Optical phase contrast imaging for absolute, quantitative measurements of ultrasonic fields with frequencies up to 20MHz
Aaron Goldfain, Christopher Yung, Kimberly Briggman, Jeeseong C. Hwang
The technique of phase contrast imaging, combined with tomographic reconstructions, can rapidly measure ultrasonic fields propagating in water, including ultrasonic fields with complex wavefront shapes, which are difficult to characterize with standard hydrophone measurements. Furthermore, the technique can measure the absolute pressure amplitudes of ultrasonic fields without requiring a pressure calibration. Absolute pressure measurements have been previously demonstrated using optical imaging methods for ultrasonic frequencies below 2.5 MHz. The present work demonstrates that phase contrast imaging can accurately measure ultrasonic fields with frequencies up to 20MHz and pressure amplitudes near 10 kPa. Accurate measurements at high ultrasonic frequencies are performed by tailoring the measurement conditions to limit optical diffraction as guided by a simple dimensionless parameter. In some situations, differences between high frequency measurements made with the phase contrast method and a calibrated hydrophone become apparent, and the reasons for these differences are discussed. Extending optical imaging measurements to high ultrasonic frequencies could facilitate quantitative applications of ultrasound measurements in nondestructive testing and medical therapeutics and diagnostics such as photoacoustic imaging.

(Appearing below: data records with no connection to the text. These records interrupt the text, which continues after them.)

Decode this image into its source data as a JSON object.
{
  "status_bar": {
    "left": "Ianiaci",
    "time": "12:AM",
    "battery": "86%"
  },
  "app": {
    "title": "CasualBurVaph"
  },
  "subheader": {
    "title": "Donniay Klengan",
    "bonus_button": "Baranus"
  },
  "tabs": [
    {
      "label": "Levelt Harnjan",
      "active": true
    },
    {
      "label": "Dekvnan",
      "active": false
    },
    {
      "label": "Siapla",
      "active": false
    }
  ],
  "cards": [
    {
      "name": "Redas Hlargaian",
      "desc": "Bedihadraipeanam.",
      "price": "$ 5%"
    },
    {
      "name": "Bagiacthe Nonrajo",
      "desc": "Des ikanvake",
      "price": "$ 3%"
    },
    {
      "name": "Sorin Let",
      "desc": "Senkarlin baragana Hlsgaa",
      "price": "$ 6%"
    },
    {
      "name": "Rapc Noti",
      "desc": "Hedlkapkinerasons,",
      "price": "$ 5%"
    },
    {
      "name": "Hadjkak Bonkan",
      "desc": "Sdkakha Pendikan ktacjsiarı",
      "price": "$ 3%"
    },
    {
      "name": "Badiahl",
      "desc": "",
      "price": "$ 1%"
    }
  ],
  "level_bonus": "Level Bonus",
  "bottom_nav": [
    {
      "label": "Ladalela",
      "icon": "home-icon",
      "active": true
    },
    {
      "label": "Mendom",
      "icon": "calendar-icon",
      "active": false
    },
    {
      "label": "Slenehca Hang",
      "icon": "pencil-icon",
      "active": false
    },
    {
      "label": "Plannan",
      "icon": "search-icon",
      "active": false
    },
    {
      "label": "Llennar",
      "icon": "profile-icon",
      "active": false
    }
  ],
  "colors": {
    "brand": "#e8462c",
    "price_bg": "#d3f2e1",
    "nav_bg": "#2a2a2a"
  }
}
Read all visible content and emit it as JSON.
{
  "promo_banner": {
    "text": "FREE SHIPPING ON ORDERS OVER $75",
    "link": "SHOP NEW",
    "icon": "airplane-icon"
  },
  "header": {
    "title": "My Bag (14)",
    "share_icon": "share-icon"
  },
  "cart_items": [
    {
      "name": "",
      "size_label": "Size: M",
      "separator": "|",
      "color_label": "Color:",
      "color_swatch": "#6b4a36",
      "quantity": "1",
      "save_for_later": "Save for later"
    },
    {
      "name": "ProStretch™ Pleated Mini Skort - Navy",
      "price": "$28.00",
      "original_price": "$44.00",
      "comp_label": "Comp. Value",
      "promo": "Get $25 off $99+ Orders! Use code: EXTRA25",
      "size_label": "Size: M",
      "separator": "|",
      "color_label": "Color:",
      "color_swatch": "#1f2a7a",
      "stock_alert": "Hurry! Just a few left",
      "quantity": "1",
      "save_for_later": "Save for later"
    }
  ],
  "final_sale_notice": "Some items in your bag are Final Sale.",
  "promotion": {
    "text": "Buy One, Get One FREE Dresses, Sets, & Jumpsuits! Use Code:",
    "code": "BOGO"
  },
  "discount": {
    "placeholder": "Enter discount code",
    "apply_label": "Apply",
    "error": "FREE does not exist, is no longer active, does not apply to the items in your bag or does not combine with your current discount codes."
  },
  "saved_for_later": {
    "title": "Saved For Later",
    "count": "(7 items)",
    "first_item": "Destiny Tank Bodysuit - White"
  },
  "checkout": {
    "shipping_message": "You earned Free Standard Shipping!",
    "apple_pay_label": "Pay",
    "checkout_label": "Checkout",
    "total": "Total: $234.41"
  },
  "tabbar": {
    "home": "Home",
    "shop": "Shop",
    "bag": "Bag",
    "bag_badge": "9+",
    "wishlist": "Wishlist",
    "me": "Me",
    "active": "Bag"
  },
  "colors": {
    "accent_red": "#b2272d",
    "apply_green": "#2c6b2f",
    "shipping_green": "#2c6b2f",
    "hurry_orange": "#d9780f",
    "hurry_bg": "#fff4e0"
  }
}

, Yung, C.
, Briggman, K.
and Hwang, J.
Optical phase contrast imaging for absolute, quantitative measurements of ultrasonic fields with frequencies up to 20MHz, Journal of the Acoustical Society of America, [online], https://doi.org/10.1121/10.0005431, https://tsapps.nist.gov/publication/get_pdf.cfm?pub_id=931707
(Accessed December 1, 2021)